◆ EXERCISE ◆
Lines before the one containing "Serialize everything readable" are left out; output the rest of the data exactly, through the final line.

(Beginning of INFORMATION PROVIDED)

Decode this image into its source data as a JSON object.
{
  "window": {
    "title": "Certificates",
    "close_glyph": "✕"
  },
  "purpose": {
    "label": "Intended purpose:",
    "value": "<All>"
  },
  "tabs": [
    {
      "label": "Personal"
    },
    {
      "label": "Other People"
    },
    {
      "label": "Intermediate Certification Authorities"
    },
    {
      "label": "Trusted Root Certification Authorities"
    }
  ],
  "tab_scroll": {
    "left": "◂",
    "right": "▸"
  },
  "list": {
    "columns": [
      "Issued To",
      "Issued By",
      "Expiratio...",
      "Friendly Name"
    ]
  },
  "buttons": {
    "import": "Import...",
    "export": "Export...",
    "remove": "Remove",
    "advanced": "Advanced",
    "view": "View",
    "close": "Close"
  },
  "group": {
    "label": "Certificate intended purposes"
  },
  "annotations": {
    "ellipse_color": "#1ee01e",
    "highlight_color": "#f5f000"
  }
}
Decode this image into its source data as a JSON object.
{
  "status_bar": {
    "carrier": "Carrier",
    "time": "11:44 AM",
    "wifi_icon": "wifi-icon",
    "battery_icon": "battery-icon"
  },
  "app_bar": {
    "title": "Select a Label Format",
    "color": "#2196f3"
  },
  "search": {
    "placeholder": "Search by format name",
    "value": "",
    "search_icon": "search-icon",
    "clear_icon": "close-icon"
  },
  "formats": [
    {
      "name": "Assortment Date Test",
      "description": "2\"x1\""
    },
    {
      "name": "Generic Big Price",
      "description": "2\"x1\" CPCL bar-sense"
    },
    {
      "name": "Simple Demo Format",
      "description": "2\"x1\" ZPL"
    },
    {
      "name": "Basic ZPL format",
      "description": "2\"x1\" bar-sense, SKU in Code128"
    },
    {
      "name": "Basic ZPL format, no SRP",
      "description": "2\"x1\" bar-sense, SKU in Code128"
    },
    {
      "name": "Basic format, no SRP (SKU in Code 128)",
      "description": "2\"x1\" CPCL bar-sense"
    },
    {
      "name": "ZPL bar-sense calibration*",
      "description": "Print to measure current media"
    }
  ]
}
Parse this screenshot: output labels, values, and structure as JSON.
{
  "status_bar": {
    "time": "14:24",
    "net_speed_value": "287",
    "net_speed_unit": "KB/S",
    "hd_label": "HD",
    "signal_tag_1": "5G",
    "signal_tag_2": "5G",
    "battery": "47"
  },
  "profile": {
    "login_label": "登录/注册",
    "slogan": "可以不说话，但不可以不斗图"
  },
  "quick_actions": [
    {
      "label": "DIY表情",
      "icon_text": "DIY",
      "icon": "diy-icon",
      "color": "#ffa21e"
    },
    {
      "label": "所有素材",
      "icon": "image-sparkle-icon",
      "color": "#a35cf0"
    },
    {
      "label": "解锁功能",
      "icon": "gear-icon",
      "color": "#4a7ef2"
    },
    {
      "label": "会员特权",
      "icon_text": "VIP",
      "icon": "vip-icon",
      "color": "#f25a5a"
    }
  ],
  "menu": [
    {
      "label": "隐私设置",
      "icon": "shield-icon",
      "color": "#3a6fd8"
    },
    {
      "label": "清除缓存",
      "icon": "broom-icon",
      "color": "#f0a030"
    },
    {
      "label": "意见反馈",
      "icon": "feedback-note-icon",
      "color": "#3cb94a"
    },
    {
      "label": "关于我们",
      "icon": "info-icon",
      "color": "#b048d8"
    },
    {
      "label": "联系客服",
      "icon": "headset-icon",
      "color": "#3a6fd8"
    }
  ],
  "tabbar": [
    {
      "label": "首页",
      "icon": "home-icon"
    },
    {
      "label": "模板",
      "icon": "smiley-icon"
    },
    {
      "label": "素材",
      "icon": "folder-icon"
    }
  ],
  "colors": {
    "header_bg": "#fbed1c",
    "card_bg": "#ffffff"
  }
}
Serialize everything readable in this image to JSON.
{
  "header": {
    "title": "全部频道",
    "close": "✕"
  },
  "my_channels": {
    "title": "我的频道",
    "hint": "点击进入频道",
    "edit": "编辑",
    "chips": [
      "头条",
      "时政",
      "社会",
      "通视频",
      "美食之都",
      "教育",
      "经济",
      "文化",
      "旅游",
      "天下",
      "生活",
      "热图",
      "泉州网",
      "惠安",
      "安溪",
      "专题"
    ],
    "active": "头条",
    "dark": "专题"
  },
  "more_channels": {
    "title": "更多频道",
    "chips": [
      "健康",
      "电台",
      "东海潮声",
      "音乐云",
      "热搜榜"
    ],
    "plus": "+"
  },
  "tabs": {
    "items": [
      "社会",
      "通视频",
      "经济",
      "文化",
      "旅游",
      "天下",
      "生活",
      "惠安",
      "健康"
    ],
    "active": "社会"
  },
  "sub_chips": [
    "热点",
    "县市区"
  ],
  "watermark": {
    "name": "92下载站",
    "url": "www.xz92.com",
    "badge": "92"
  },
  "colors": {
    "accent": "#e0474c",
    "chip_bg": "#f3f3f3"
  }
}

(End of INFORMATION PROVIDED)

◆ EXERCISE ANSWER ◆
Serialize everything readable in this image to JSON.
{
  "header": {
    "title": "全部频道",
    "close": "✕"
  },
  "my_channels": {
    "title": "我的频道",
    "hint": "点击进入频道",
    "edit": "编辑",
    "chips": [
      "头条",
      "时政",
      "社会",
      "通视频",
      "美食之都",
      "教育",
      "经济",
      "文化",
      "旅游",
      "天下",
      "生活",
      "热图",
      "泉州网",
      "惠安",
      "安溪",
      "专题"
    ],
    "active": "头条",
    "dark": "专题"
  },
  "more_channels": {
    "title": "更多频道",
    "chips": [
      "健康",
      "电台",
      "东海潮声",
      "音乐云",
      "热搜榜"
    ],
    "plus": "+"
  },
  "tabs": {
    "items": [
      "社会",
      "通视频",
      "经济",
      "文化",
      "旅游",
      "天下",
      "生活",
      "惠安",
      "健康"
    ],
    "active": "社会"
  },
  "sub_chips": [
    "热点",
    "县市区"
  ],
  "watermark": {
    "name": "92下载站",
    "url": "www.xz92.com",
    "badge": "92"
  },
  "colors": {
    "accent": "#e0474c",
    "chip_bg": "#f3f3f3"
  }
}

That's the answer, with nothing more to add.